Goldbeack was a member of Clare's coterie of Bohemians.

Masset, Benjamin

Masset was a member of Clare's coterie of Bohemians.

Menken, Adah Isaacs (1835-1868)

According to Allen, Menken's friendship with Clare influential in her "hero-worship of Whitman" (262).

Menken is mentioned as a friend of Ada Clare.

Seymour, Charles Bailey (1829-1869)

Identified as a member of Clare's bohemian coterie (103).

Ward, Artemus (1834-1867)

P.B. Shillaber recollected Charles F. Brown (Artemus Ward) dining at Pffaf's with Clare.

Whitman, Walt (1819-1892)

Clare was friends with Whitman, who defended her character after her death.

Whitman claims to have been very friendly with her and describes her as "brilliant, bright, and handsome. She went on the stage, I think, and then melted out of sight."

Holloway described her as appealing to Whitman both personally and as a model of a new woman.

According to Parry, Whitman admired her as "a New Woman born too soon."

Charles Pfaff and Whitman reminisce about the old days, and mention Clare's name as a friend who is missed.

de Gurowski, Adam (1805-1866)

Gurowski is mentioned as one of Clare's coterie of Bohemians.

groups

The Saturday Press

Clare is mentioned as a regular contributor to the Saturday Press.

Clare wrote a weekly column for the Saturday Press.

Clare wrote a column in the Saturday Press, which "sparkled with comments on the latest play, poem, novel, or bit of gossip."

Ada Clare is listed as one of the "friendly contributors" to the Saturday Press who "were glad to furnish articles for nothing, being friendly toward the establishment of an absolutely independent critical paper, a thing practically unknown in those days."

Wallack's Lyceum

Her professional stage debut was in 1858 at Wallack's Lyceum.

West 42nd St. Coterie

Rawson describes the coterie that Clare gathered at her home on Forty-Second Street. In contrast to Henry Clapp’s “evil influences of pipe, beer, cynic jokes," Clare provided a congenial atmosphere for the Pfaffians during her Sunday night receptions.
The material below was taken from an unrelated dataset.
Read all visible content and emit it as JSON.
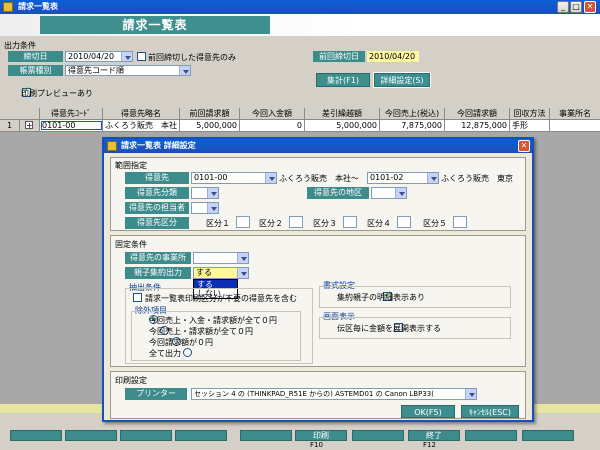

Rawson describes the coterie that Clare gathered at her home on Forty-Second Street. In contrast to Henry Clapp’s “evil influences of pipe, beer, cynic jokes,” Clare provided a congenial atmosphere for the Pfaffians during her Sunday night receptions.

lovers

Clapp, Henry Jr. (1814-1875)

According to Parry, Clapp was the "least active" of Clare's many admirers.

O'Brien, Fitz-James (1828-1862)

Pearsall, Robert W. (1833-1871)

Pearsall is referred to as "Lord Pierceall, Troubadour to Her Majesty" Ada Clare, the "Queen of Bohemia" (2).

Gunn writes that Pearsall was engaged to marry Clare (139-40).

"Robert W. Pearsall, Jr., . . . one of the owners of the Saturday Press, has persuaded [Ada Clare] to stop sowing any more wild oats and marry him."

Whitman, Walt (1819-1892)

Reynolds says that during the Pfaff's period Whitman "appeared to have had a brief affair with a woman, possibly Ada Clare."